. Daniels, it sounds so matronly. Please, just call me Esther.”
“And the second thing. I don't like hearing all this talk about not being paid. I am not a charity case, Christine. And I've never cheated anyone out of what is their just due. If you do a job well, you should be paid well.”
“What if I mess it up?”
Esther laughed, but it was her cynical laugh. “Then I suppose you'll get what you deserve.”
“That's what I'm afraid of,” Christine said in a quiet voice. So quiet that she suspected her grandmother hadn't even heard.
To her own surprise, Esther wished Christine was around to help her prepare for bed. Not that she'd had too much trouble with that lately. It had helped a great deal when Christine had started laying out her bed things, everything right where she could reach it after she sat down. Why, the girl even went to the effort of placing a glass of ice water on her bedside table, along with a pain pill on a little china saucer, just in case she needed it. Which she usually did not. Not only that, but the girl had even begun turning down her bed for her lately. Just like in a nice hotel. Next thing, she'd probably be putting a chocolate on her pillow. Esther chuckled to herself as she pulled on her pajama top.
And yet, despite all this good service, there was something about the girl that disturbed Esther. She couldn't quite put her finger on it. But something just didn't feel right. It was like the old adage “If it sounds too good to be true . . .” Somehow Esther suspected this might be the

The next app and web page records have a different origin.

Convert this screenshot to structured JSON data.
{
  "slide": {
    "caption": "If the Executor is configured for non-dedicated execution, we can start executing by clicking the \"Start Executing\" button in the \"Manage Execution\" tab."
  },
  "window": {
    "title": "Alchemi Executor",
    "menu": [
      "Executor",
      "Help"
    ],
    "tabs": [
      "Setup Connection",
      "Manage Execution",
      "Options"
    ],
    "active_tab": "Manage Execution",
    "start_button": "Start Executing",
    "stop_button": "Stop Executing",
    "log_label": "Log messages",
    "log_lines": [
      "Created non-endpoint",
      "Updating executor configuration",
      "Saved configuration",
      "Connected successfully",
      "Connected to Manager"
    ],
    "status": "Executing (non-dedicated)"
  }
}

case with this Christine Bradley. If that was her real name. One couldn't be too careful these days. She had just read about an elderly woman getting swindled in a bank deal. The old lady had been befriended by a young handyman who had worked for her a few days. After gaining her trust, he'd told her that his father was trying to transfer some money to him so he could rent an apartment, but the bank wouldn't accept the transfer unless he opened an account and deposited enough money to cover the transfer. Naturally, “enough money” had amounted to several thousand dollars. Several thousand dollars the poor old woman would never see again. People prey on the elderly, Esther reminded herself as she eased into bed.
Still, Christine didn't exactly seem like a scam artist to her. Although you can never be too sure, she told herself. Kids were sharp these days, and everyone has an angle. She just wished she could figure out what Christine's was. She seemed too smart of a girl to be stuck living in a college dorm during the holidays, then working as a housekeeper, of all things. Why, other kids her age were probably off doing exciting things like skiing in the mountains or sunning down in Florida or whatever it was that college kids did these days. More and more it seemed that young people had become a bit of a foreign commodity to her. The last young person to live in her home had been Lenore. And even she'd been something of a mystery. Then, to make matters worse, just consider what her own daughter had done to her. Well, maybe she'd better watch out for herself with Christine. Maybe she just shouldn't trust young people at all.